Google is in the process of developing a rival to Wikipedia, the online encyclopedia that allows users to post entries with handles, effectively giving them a degree of anonymity when they post. On the upside, that means someone with intimate knowledge of a subject might be able to contribute even if that person has sensitivities about doing so in public. But Wikipedia also allows anonymous editors to change or delete entries.
It seems that the Google rival service would do away with both of these aspects. First, the service would promote bylined entries:
Google asserts that the Web's development so far has neglected the importance of the bylined author.
"We believe that knowing who wrote what will significantly help users make better use of web content," wrote Udi Manber, vice president of engineering, on the official Google blog.
Second, the entries would not be edited by other users but would rather accumulate. The most credible entries would emerge from Google’s search technology:
Entries can't be edited or revised by other people, in contrast to Wikipedia.
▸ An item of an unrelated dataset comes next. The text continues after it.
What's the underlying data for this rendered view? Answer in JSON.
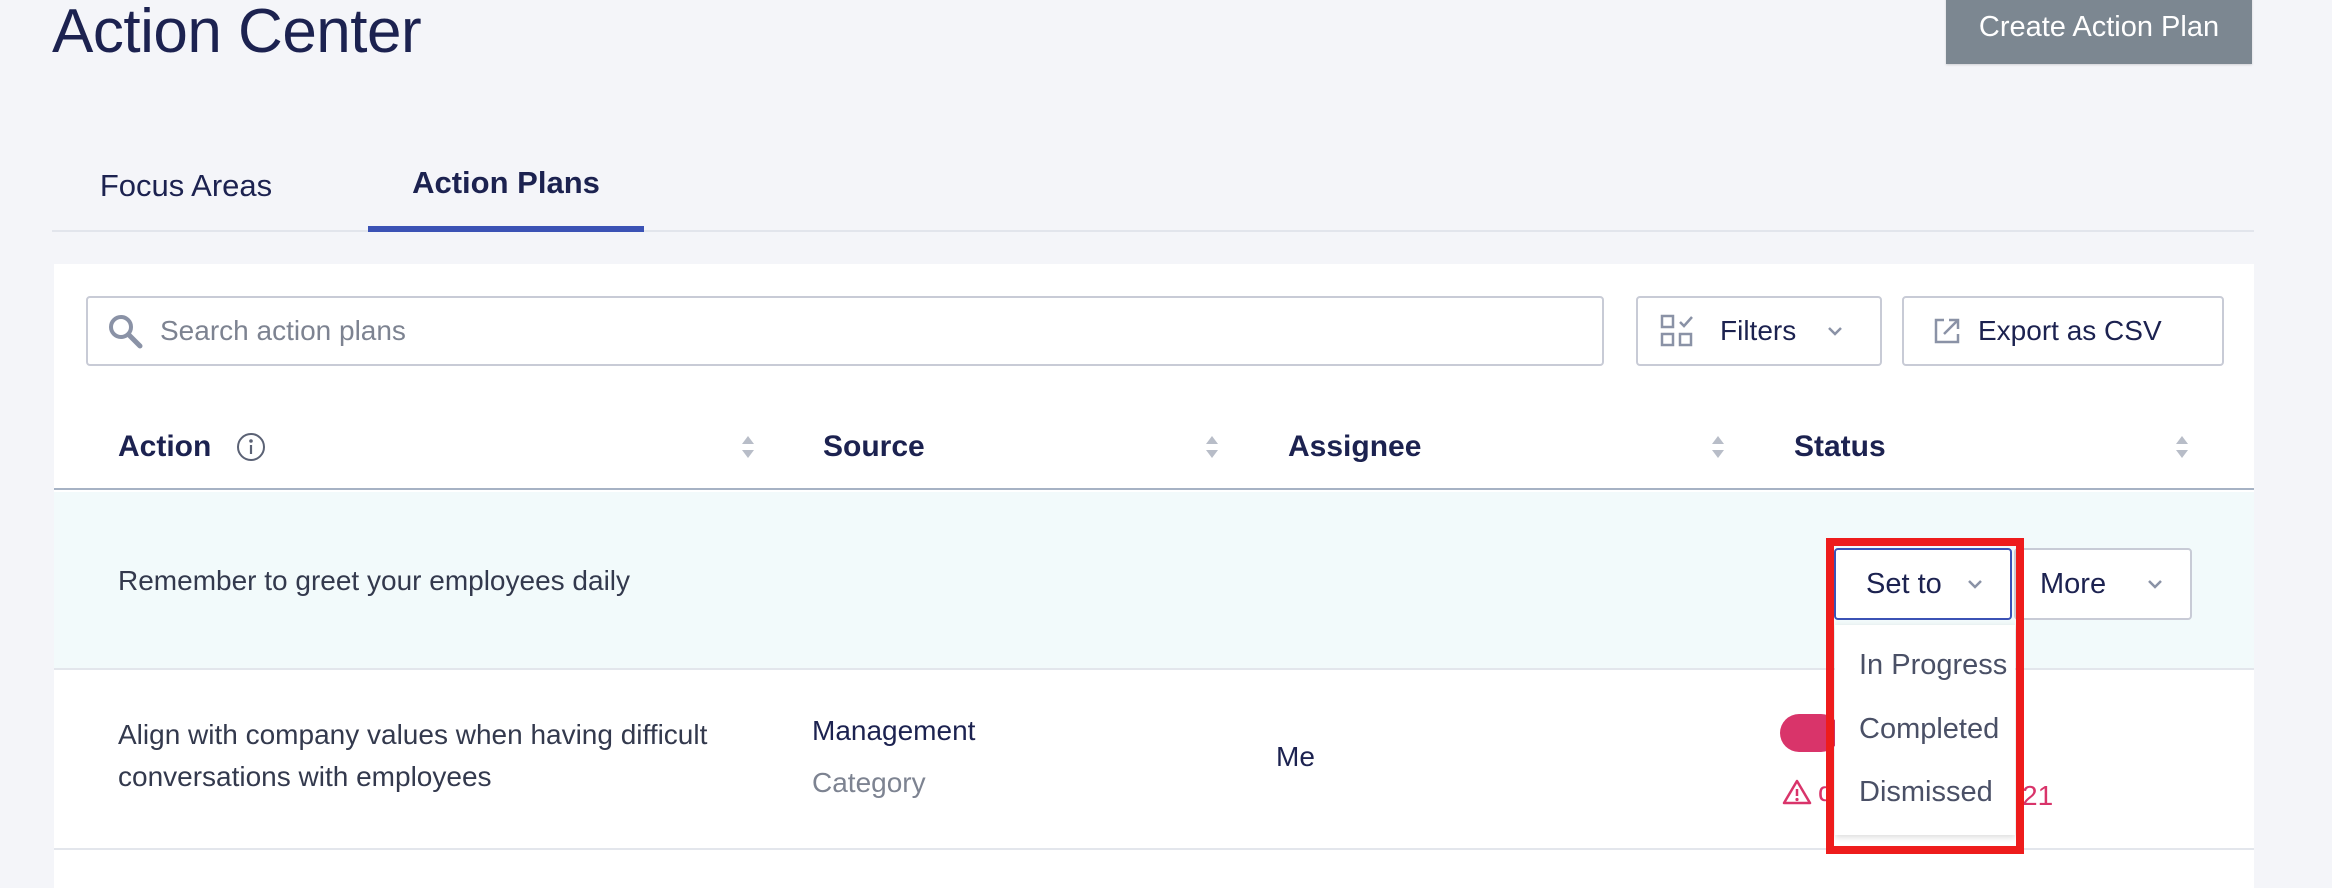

However, other readers will be able to rank and review others' entries, which will then be interpreted by Google's search engine when displaying results.
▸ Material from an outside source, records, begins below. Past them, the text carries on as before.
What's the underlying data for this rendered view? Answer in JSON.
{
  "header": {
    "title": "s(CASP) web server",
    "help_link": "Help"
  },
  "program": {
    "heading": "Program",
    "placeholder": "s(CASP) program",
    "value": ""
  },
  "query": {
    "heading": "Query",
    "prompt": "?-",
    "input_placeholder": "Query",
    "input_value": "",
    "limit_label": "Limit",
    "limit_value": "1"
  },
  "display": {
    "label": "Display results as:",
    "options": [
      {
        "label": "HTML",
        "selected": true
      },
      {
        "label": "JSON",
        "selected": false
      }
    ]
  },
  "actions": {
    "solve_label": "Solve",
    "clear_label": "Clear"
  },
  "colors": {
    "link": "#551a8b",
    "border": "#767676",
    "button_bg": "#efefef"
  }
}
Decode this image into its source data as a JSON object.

According to the New York Times article "Google Develops Wikipedia Rival," Google’s project is in the beta phase. Google has a long way to catch up to Wikipedia in this area. Can they do it?